Saved data entries
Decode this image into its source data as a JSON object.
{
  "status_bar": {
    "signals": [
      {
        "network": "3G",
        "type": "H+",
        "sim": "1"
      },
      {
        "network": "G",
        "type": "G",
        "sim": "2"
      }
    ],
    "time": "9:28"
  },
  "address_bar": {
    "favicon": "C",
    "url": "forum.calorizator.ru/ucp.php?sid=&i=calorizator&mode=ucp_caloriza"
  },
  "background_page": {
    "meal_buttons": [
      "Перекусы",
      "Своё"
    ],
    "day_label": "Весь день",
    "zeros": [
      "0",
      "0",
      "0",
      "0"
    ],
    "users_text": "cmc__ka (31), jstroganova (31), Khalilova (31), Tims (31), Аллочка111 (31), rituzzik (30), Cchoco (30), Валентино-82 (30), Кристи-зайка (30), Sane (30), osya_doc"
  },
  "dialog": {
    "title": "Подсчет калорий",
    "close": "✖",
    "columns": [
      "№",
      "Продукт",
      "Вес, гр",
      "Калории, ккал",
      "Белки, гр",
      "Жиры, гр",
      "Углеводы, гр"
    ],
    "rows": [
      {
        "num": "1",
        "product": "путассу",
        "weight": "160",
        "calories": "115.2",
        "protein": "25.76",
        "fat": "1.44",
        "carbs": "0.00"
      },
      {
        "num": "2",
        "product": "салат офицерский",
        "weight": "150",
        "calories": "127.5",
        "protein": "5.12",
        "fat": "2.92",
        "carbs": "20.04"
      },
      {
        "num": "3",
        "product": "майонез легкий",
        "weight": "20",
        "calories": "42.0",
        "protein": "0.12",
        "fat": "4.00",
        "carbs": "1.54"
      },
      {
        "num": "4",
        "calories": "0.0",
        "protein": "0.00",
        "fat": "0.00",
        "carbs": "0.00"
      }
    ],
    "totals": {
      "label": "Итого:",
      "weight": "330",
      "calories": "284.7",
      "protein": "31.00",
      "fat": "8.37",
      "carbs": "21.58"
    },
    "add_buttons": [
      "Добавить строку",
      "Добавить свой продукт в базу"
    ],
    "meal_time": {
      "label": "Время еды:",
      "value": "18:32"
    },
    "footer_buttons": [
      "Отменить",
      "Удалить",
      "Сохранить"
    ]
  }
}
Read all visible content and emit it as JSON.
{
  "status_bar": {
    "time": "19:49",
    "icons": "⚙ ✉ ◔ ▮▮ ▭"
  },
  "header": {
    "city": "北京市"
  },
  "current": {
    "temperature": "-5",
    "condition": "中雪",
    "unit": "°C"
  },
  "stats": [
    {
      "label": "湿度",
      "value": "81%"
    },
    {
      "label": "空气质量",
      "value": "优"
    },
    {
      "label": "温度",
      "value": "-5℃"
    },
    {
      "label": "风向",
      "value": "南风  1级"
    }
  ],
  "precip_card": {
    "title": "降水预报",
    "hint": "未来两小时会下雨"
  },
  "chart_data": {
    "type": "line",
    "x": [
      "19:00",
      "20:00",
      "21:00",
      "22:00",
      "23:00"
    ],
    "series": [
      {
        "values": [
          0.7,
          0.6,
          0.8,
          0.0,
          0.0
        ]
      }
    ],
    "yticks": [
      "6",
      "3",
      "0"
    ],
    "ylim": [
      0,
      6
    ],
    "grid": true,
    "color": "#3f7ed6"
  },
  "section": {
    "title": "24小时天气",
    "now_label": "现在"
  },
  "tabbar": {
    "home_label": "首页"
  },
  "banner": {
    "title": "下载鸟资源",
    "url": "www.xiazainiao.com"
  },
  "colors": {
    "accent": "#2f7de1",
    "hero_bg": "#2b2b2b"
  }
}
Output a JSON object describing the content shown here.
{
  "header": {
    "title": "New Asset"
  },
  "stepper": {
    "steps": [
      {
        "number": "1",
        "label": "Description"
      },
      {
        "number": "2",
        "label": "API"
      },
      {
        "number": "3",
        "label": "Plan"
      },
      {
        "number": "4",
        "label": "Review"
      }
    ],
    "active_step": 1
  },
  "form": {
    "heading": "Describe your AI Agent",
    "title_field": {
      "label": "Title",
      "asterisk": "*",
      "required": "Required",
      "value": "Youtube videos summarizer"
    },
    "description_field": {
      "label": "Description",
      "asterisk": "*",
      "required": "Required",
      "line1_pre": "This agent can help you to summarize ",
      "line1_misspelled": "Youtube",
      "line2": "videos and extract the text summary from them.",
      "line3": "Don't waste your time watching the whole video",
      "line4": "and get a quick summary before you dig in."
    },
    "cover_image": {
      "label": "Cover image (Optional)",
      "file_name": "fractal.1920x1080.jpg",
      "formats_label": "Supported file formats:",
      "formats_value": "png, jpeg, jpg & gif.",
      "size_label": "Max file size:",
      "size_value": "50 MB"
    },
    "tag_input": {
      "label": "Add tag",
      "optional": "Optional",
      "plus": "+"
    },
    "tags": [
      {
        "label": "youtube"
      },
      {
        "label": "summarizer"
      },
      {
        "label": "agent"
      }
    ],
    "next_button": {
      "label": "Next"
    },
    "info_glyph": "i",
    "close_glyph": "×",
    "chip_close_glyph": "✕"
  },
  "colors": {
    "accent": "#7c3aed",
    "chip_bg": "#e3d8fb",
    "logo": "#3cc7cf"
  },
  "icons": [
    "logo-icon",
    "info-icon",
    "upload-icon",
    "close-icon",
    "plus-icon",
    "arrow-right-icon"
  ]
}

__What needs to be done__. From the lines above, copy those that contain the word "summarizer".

__Result for this task__.
      "value": "Youtube videos summarizer"
        "label": "summarizer"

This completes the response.